Heart Disease and PAD Prevention Tips for Women on National Wear Red Day

Heart Disease And PAD Prevention Tips For Women On National Wear Red Day Feature Image

This Friday, February 5, is National Wear Red Day; the day when the American Heart Association asks the public to pay special attention to heart disease in women. Everyone, not just women, are encouraged to wear red, learn their cardiovascular risks and take action! Action can come in the form of educating your coworkers, friends or family, making a healthy lifestyle change, or even speaking with a healthcare professional about risk factors, prevention, and other conditions that raise the risk for heart disease.

Heart Disease Is the #1 Killer of Women, but It Is Preventable

Heart disease claims more women’s lives than all cancers combined.  1 in 3 deaths among women each year is a result of heart disease and stroke, yet 80% of these deaths are preventable.[1] Understanding the risk factors for women developing heart disease can help prevent heart disease or lower the mortality rate.  This is especially important because 90% of women have one or more risk factors for developing heart disease.[1]

Risk Factors for Heart Disease in Women Include:[1]

  • Chronic Conditions: Diabetes, High Blood Pressure, High Cholesterol
  • Lifestyle Choices: Obesity, Smoking, Physical Inactivity, Poor Diet
  • Atherosclerosis (hardening of the arteries)
  • Age
  • Family History
  • Pre-Existing Heart Condition

Age, family history and pre-existing conditions are not things you can change; however, studies show that you can lower your risk by as much as 80% by making simple changes to your diet and lifestyle, such as:

  • Being physically active for at least 30 minutes daily
  • Drinking more water
  • Baking or grilling instead of frying foods
  • Avoiding foods high in sugar, saturated fats, trans fat and calories

All of these activities will make you feel physically and mentally better, and also help lower your risk for, or control your diabetes, high blood pressure, or  high cholesterol. All of these can also lead to another major risk factor for heart disease, atherosclerosis.

What is Atherosclerosis and Why Does it Matter?[2]

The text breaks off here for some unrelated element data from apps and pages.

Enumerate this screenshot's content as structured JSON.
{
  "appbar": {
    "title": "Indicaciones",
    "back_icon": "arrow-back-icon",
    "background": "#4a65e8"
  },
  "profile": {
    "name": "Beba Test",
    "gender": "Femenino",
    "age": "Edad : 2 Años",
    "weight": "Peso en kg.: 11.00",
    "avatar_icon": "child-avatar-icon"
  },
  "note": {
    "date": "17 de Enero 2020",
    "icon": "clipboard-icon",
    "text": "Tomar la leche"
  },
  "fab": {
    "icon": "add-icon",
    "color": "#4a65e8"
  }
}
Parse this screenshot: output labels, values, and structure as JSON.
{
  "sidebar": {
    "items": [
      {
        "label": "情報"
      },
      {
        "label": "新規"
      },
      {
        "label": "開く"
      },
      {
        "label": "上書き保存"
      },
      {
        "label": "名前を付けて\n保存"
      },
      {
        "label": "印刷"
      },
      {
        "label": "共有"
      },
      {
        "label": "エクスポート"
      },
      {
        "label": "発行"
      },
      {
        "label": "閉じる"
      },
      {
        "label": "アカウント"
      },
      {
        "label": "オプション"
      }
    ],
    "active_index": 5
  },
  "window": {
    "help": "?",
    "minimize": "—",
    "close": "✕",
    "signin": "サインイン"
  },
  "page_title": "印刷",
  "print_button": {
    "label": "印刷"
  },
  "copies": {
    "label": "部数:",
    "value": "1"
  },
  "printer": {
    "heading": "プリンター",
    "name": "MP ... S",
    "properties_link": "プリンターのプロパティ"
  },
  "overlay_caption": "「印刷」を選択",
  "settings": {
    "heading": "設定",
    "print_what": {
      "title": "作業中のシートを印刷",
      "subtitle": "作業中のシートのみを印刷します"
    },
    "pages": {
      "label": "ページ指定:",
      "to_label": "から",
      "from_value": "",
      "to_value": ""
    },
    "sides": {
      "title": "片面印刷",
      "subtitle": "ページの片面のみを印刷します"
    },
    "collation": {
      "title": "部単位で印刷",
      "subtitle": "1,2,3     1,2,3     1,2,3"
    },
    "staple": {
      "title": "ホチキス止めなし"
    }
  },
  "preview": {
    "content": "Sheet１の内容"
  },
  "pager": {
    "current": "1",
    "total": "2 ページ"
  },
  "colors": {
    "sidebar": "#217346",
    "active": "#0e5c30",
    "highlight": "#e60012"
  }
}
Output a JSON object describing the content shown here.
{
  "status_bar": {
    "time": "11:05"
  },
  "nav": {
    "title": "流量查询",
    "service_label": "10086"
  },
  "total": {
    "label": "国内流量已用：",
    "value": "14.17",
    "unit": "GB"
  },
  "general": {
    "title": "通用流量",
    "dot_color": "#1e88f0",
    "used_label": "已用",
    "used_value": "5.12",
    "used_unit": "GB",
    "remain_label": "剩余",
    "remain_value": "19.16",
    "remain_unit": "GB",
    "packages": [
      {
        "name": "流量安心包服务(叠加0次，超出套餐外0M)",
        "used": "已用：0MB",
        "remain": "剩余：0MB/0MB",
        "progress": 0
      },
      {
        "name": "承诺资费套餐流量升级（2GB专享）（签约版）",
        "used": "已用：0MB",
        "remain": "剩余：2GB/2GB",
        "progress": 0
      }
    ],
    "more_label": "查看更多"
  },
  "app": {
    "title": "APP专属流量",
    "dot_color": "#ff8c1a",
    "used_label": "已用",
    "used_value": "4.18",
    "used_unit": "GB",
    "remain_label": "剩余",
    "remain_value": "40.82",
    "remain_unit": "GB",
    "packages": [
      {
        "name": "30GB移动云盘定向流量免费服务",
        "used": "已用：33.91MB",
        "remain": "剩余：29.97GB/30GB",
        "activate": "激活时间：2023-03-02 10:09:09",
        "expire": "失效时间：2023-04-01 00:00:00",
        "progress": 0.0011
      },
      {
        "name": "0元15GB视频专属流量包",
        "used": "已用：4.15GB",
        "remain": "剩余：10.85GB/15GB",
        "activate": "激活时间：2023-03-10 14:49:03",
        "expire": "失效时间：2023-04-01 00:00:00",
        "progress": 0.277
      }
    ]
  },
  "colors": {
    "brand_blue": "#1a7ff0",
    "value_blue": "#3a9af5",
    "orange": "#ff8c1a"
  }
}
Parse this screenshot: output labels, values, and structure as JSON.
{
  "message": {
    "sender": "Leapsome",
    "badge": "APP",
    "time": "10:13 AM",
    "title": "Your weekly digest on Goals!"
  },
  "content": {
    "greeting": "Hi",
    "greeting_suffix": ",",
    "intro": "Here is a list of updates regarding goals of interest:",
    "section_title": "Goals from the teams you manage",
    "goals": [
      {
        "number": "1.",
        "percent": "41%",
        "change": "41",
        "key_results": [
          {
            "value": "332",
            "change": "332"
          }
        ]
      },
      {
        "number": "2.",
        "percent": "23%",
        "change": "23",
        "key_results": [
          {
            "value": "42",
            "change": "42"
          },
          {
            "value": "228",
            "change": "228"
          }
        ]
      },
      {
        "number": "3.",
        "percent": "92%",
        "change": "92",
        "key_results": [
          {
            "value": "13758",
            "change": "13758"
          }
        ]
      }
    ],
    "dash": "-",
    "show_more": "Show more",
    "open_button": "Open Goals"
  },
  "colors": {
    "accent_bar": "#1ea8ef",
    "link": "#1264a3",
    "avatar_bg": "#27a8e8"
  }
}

You have probably heard the terms diabetes, high cholesterol and high blood pressure. Atherosclerosis, however, may be a new term. Atherosclerosis refers to the hardening of the arteries, and is when fatty deposits or plaque build up in the inner lining of the artery. Atherosclerosis is a disease that starts in childhood and progresses as people grow older, but typically does not present as an issue until people have reached their 50s and 60s.

Without treatment, the plaque continues to build up creating a blockage or narrowing of the artery. Eventually the plaque ruptures, forms a blood clot and will either break off and travel to another area of the body, or the blood flow will be blocked. In instances where a clot blocks a blood vessel that supplies the heart, it will cause a heart attack, in instances where the vessel supplies the brain, it causes a stroke. Early intervention and treatment are essential to prevent heart attack and stroke.

Atherosclerosis of the Limbs-Peripheral Arterial Disease (PAD)

If the plaque blocks or narrows an artery supplying blood to the arms or legs this is called Peripheral Arterial Disease.  In early stages this causes leg pain and difficulty walking. As it advances, PAD can cause Critical Limb Ischemia (CLI), a severe obstruction of the arteries that drastically reduces blood flow to the limbs. Without treatment, PAD patients with CLI can experience gangrene, non-healing sores/ulcers, and face major limb amputation.[3] Early intervention and treatment are essential to prevent CLI and stop PAD from progressing beyond the limbs to heart disease or stroke. [3]

Treatment Options for PAD:

  • Lifestyle changes
  • Medication
  • Surgery
  • Non-Surgical treatments such as angioplasty, atherectomy, and stenting are minimally invasive methods to remove plaque or open the artery to increase blood flow.

If you or a family member is told you have PAD it is important to seek the proper medical care as soon as possible. Treatment for PAD is extremely effective when started early and can drastically reduce your risk for heart attack or stroke.

This Friday, February 5, remember to wear red and take action to save lives! For more information on National Wear Red day, please visit: https://www.goredforwomen.org/category/get-involved/national-wear-red-day/

pad risk assessment


Sources:
[1] http://circ.ahajournals.org/content/early/2015/12/16/CIR.0000000000000350
[2] https://www.goredforwomen.org/about-heart-disease/facts_about_heart_disease_in_women-sub-category/atherosclerosis-stroke/
[3] https://www.nhlbi.nih.gov/health/educational/pad/docs/pad_extfctsht_general_508.pdf